In 2000, Warren Zevon put out an album titled Life’ll Kill Ya. Two years later, he followed up with My Ride’s Here. True to their titles, both albums were extensive musings on death and living in its expectation. Shortly after the release of My Ride’s Here, Zevon was diagnosed with terminal lung cancer. Given but a few months left to live, he said that he hoped to put out one final album and live long enough to see the next James Bond movie.
He also did a full hour on David Letterman and when asked about any wisdom he had gained about life and death, he replied that he hadn’t learned anything special but to “enjoy every sandwich.” This oft-quoted bit of advice turned into the title to his tribute album, which featured the likes of Bob Dylan, Don Henley and Bruce Springsteen. My favorite track on the album, however, is Jill Sobule’s beautiful performance of “Don’t Let Us Get Sick” – one of the tracks from Life’ll Kill Ya that now seems eerily prescient.
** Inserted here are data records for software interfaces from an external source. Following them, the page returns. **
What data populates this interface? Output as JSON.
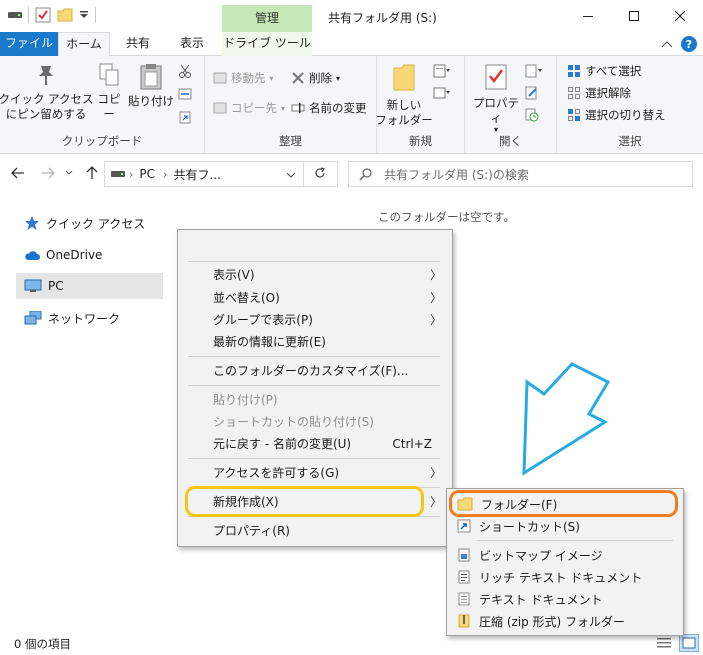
{
  "titlebar": {
    "context_tab": "管理",
    "title": "共有フォルダ用 (S:)"
  },
  "tabs": [
    {
      "label": "ファイル"
    },
    {
      "label": "ホーム"
    },
    {
      "label": "共有"
    },
    {
      "label": "表示"
    },
    {
      "label": "ドライブ ツール"
    }
  ],
  "ribbon": {
    "clipboard": {
      "pin": "クイック アクセス\nにピン留めする",
      "copy": "コピー",
      "paste": "貼り付け",
      "label": "クリップボード"
    },
    "organize": {
      "move_to": "移動先",
      "copy_to": "コピー先",
      "delete": "削除",
      "rename": "名前の変更",
      "label": "整理"
    },
    "new": {
      "new_folder": "新しい\nフォルダー",
      "label": "新規"
    },
    "open": {
      "properties": "プロパティ",
      "label": "開く"
    },
    "select": {
      "select_all": "すべて選択",
      "select_none": "選択解除",
      "invert": "選択の切り替え",
      "label": "選択"
    }
  },
  "address": {
    "crumb1": "PC",
    "crumb2": "共有フ...",
    "search_placeholder": "共有フォルダ用 (S:)の検索"
  },
  "nav": [
    {
      "label": "クイック アクセス",
      "icon": "star-icon"
    },
    {
      "label": "OneDrive",
      "icon": "cloud-icon"
    },
    {
      "label": "PC",
      "icon": "monitor-icon"
    },
    {
      "label": "ネットワーク",
      "icon": "network-icon"
    }
  ],
  "content": {
    "empty_message": "このフォルダーは空です。"
  },
  "status": {
    "items": "0 個の項目"
  },
  "context_menu": {
    "view": "表示(V)",
    "sort": "並べ替え(O)",
    "group": "グループで表示(P)",
    "refresh": "最新の情報に更新(E)",
    "customize": "このフォルダーのカスタマイズ(F)...",
    "paste": "貼り付け(P)",
    "paste_shortcut": "ショートカットの貼り付け(S)",
    "undo": "元に戻す - 名前の変更(U)",
    "undo_shortcut": "Ctrl+Z",
    "access": "アクセスを許可する(G)",
    "new": "新規作成(X)",
    "properties": "プロパティ(R)"
  },
  "submenu": {
    "folder": "フォルダー(F)",
    "shortcut": "ショートカット(S)",
    "bitmap": "ビットマップ イメージ",
    "rtf": "リッチ テキスト ドキュメント",
    "text": "テキスト ドキュメント",
    "zip": "圧縮 (zip 形式) フォルダー"
  },
  "colors": {
    "accent": "#1979ca",
    "context_tab": "#c5e8b4",
    "highlight_yellow": "#f5c518",
    "highlight_orange": "#ef7d22",
    "arrow": "#29aae1"
  }
}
In the end, the hard living that Warren Zevon did over the years caught up with him and he passed away on September 7, 2003. Before he did, he spit in the face of the grim reaper, outliving his diagnosis by something like six to nine months, seeing the birth of his twin grandchildren, finishing his album (which would posthumously win him his first two Grammys), and seeing that Bond film, Die Another Day.